NACS Reports the best place to start is your closet. “Wear very comfortable shoes,” was one of the tips offered by several prominent convenience-industry pros, some of who also serve as NACS leaders. “Navigating the Show floor is an exercise in endurance, gluttony, warfare and tenacity. If you have specific needs and goals as to what you want to see, then preparation is vital,” said Sonja Hubbard, outgoing NACS chairman and CEO of E-Z Mart Stores, Texarkana, TX.
Greg Parker, president and CEO, the Parker Companies, Savannah, GA, agrees that preparing is important, and he has his own, old-fashioned way of doing that.
“It’s easy to get swept up in the glitz of the Show and lose your focus. It’s important to sit down and think through the things you are looking for,” Parker said. “Are you looking for gas equipment or new software? Then prioritize those, look at a map of the Show floor and try to lay it out in a logical fashion.
“I write down the booth numbers I want to look at so I don’t miss them. You can get lost because there is so much going on. You need to have clear objectives about where you are going, what you want to find and have a rough priority to do it.”
Jay Ricker, president, Ricker Oil, Anderson Ind., and incoming NACS chairman, echoed the thoughts of other experienced Show attendees when he said that a team approach works best, whether you are part of a large organization or an independent operator who may need to combine forces with others.
“Because the NACS Show floor is so large, we decide what we want to look at, and each of us has a particular area of interest,” Ricker said of his team’s approach. “Then, we get together every evening and say ‘you really need come take a look at this.’ When the Show opens the next day, two of us go there to look at something that has been vetted. It’s all about being organized, whether it is one person or six people. You need to be organized to get the most out of a show this size.”
In an age of electronics, a lot of information is online, but a hard copy of the NACS Show Program and Directory is also helpful.
“Before hitting the expo, review the layout of booth space at NACS Connect online and prepare your own personalized map,” Hubbard said. “If you don’t do that, then at least grab a map at the convention and mark the ‘must see’ booths. I do caution against just hitting the ‘must see’ booths though. So often it’s the new finds, the things we’ve never seen that can be the one idea that changes your business.”

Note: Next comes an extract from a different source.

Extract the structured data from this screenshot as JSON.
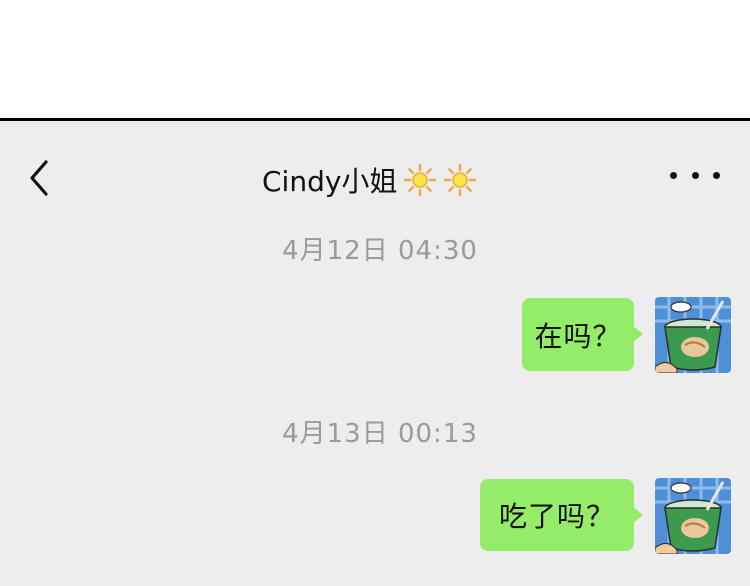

Because the exhibit hall is large, dividing it into smaller areas can also help, although show veterans do it in different ways.
Hubbard said, “I usually start the day in the back corner and take the Show in sections. The next day I’ll start in a different section and always pick up the ‘must see’ ones along the way, too.”
Parker said, “It helps to segregate things into areas so you approach it in a logical fashion. I go online, but I like to look at things on paper. I get that big map of the floor and say ‘candy is here, technology is here.’”
Ricker said, “If you are a single-store operator, you can’t see the entire Show at the level you want, but you really need to see certain products. The way the Show is laid out, it is put together in segments, which makes it better to see certain areas.”
“Partner with people you know, then talk to them about what they are finding,” Parker said. “Pretty much everyone in the industry has other buddies in the industry they respect. We are constantly calling and texting each other to say ‘I found a new coffee program’ or ‘I just found a new cold sandwich case.’ Sharing cool ideas helps.”